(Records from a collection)
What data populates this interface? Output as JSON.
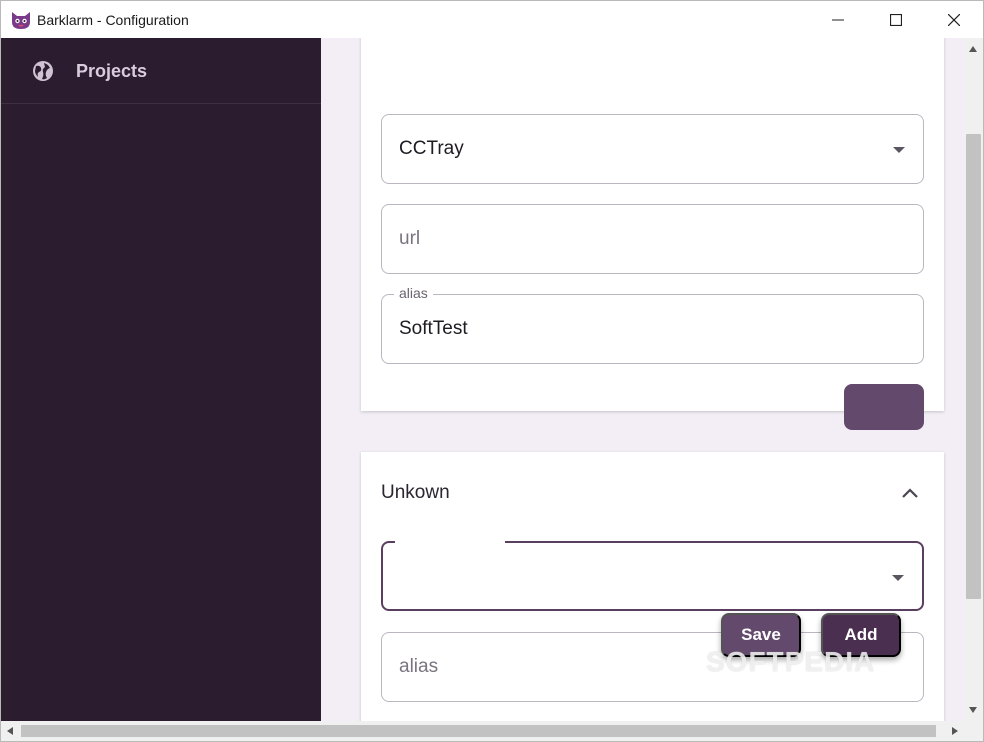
{
  "window": {
    "title": "Barklarm - Configuration",
    "icon": "barklarm-cat-icon",
    "controls": [
      "minimize-icon",
      "maximize-icon",
      "close-icon"
    ]
  },
  "sidebar": {
    "items": [
      {
        "label": "Projects",
        "icon": "globe-icon"
      }
    ]
  },
  "card1": {
    "type_select": {
      "value": "CCTray"
    },
    "url_field": {
      "placeholder": "url"
    },
    "alias_field": {
      "legend": "alias",
      "value": "SoftTest"
    }
  },
  "card2": {
    "title": "Unkown",
    "type_select": {
      "value": ""
    },
    "alias_field": {
      "placeholder": "alias"
    }
  },
  "actions": {
    "save_label": "Save",
    "add_label": "Add"
  },
  "watermark": "SOFTPEDIA",
  "colors": {
    "sidebar_bg": "#2b1c2f",
    "accent": "#634a6c",
    "accent_dark": "#4a2f50",
    "main_bg": "#f3eef6"
  }
}
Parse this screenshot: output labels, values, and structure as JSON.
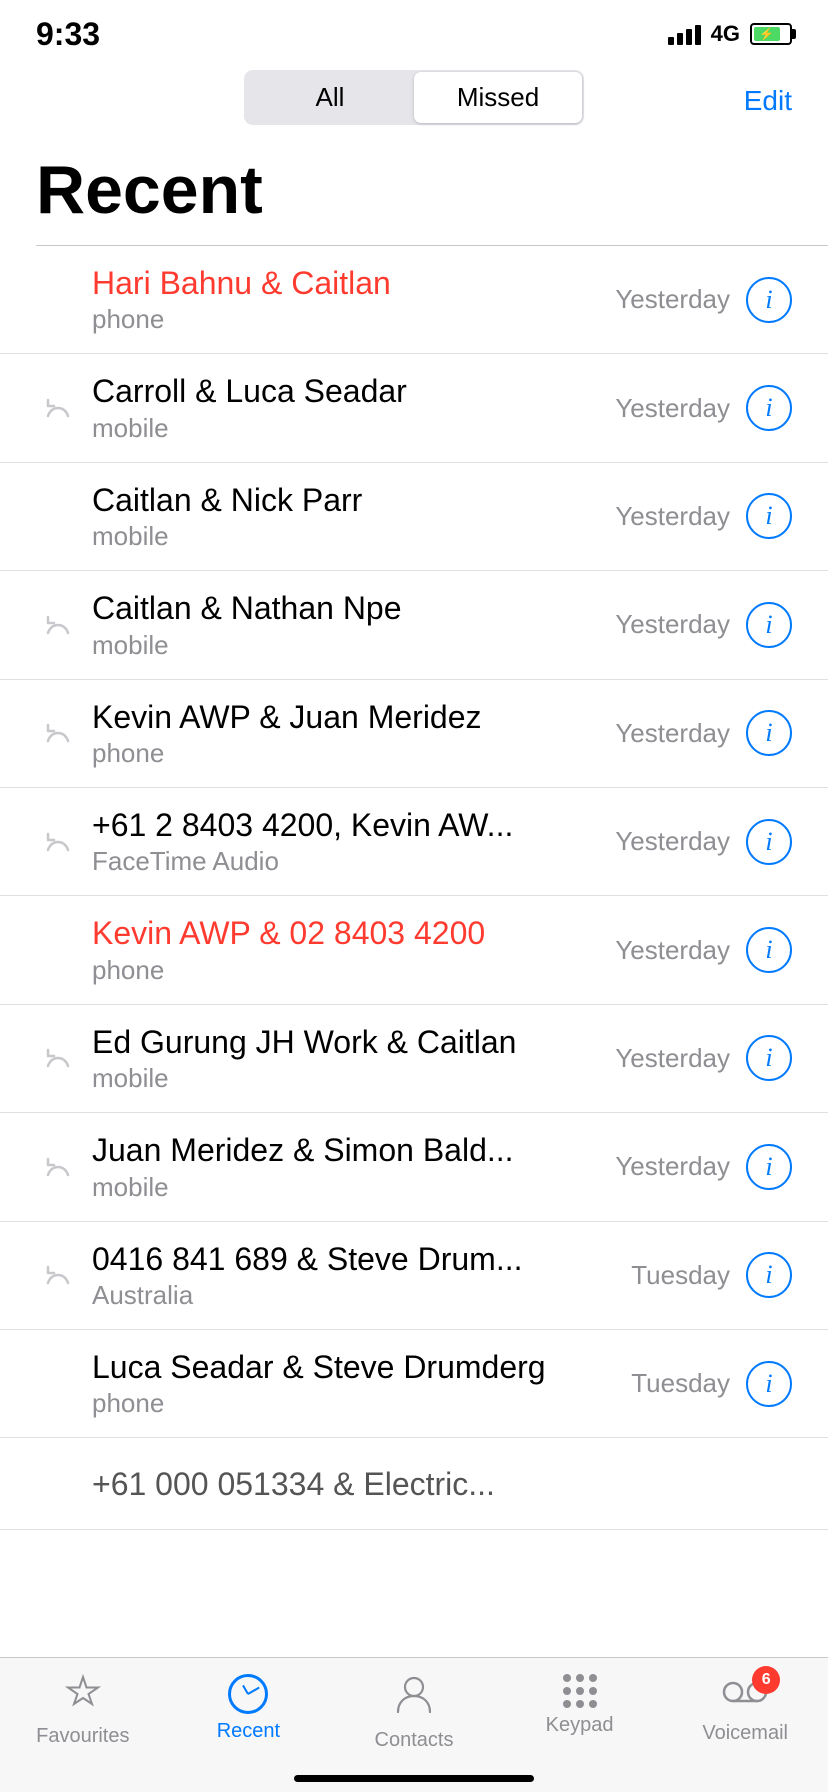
{
  "statusBar": {
    "time": "9:33",
    "signal": "4G",
    "battery": "75"
  },
  "segmentControl": {
    "options": [
      "All",
      "Missed"
    ],
    "active": "Missed"
  },
  "editButton": "Edit",
  "pageTitle": "Recent",
  "calls": [
    {
      "name": "Hari Bahnu & Caitlan",
      "type": "phone",
      "time": "Yesterday",
      "missed": true,
      "missedIcon": true
    },
    {
      "name": "Carroll & Luca Seadar",
      "type": "mobile",
      "time": "Yesterday",
      "missed": false,
      "missedIcon": true
    },
    {
      "name": "Caitlan & Nick Parr",
      "type": "mobile",
      "time": "Yesterday",
      "missed": false,
      "missedIcon": false
    },
    {
      "name": "Caitlan & Nathan Npe",
      "type": "mobile",
      "time": "Yesterday",
      "missed": false,
      "missedIcon": true
    },
    {
      "name": "Kevin AWP & Juan Meridez",
      "type": "phone",
      "time": "Yesterday",
      "missed": false,
      "missedIcon": true
    },
    {
      "name": "+61 2 8403 4200, Kevin AW...",
      "type": "FaceTime Audio",
      "time": "Yesterday",
      "missed": false,
      "missedIcon": true
    },
    {
      "name": "Kevin AWP & 02 8403 4200",
      "type": "phone",
      "time": "Yesterday",
      "missed": true,
      "missedIcon": false
    },
    {
      "name": "Ed Gurung JH Work & Caitlan",
      "type": "mobile",
      "time": "Yesterday",
      "missed": false,
      "missedIcon": true
    },
    {
      "name": "Juan Meridez & Simon Bald...",
      "type": "mobile",
      "time": "Yesterday",
      "missed": false,
      "missedIcon": true
    },
    {
      "name": "0416 841 689 & Steve Drum...",
      "type": "Australia",
      "time": "Tuesday",
      "missed": false,
      "missedIcon": true
    },
    {
      "name": "Luca Seadar & Steve Drumderg",
      "type": "phone",
      "time": "Tuesday",
      "missed": false,
      "missedIcon": false
    },
    {
      "name": "+61 000 051334 & Electric...",
      "type": "",
      "time": "",
      "missed": false,
      "missedIcon": false
    }
  ],
  "bottomNav": {
    "items": [
      {
        "label": "Favourites",
        "icon": "star",
        "active": false
      },
      {
        "label": "Recent",
        "icon": "clock",
        "active": true
      },
      {
        "label": "Contacts",
        "icon": "person",
        "active": false
      },
      {
        "label": "Keypad",
        "icon": "keypad",
        "active": false
      },
      {
        "label": "Voicemail",
        "icon": "voicemail",
        "active": false,
        "badge": "6"
      }
    ]
  }
}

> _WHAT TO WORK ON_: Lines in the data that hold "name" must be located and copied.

> _REPLY_:
      "name": "Hari Bahnu & Caitlan",
      "name": "Carroll & Luca Seadar",
      "name": "Caitlan & Nick Parr",
      "name": "Caitlan & Nathan Npe",
      "name": "Kevin AWP & Juan Meridez",
      "name": "+61 2 8403 4200, Kevin AW...",
      "name": "Kevin AWP & 02 8403 4200",
      "name": "Ed Gurung JH Work & Caitlan",
      "name": "Juan Meridez & Simon Bald...",
      "name": "0416 841 689 & Steve Drum...",
      "name": "Luca Seadar & Steve Drumderg",
      "name": "+61 000 051334 & Electric...",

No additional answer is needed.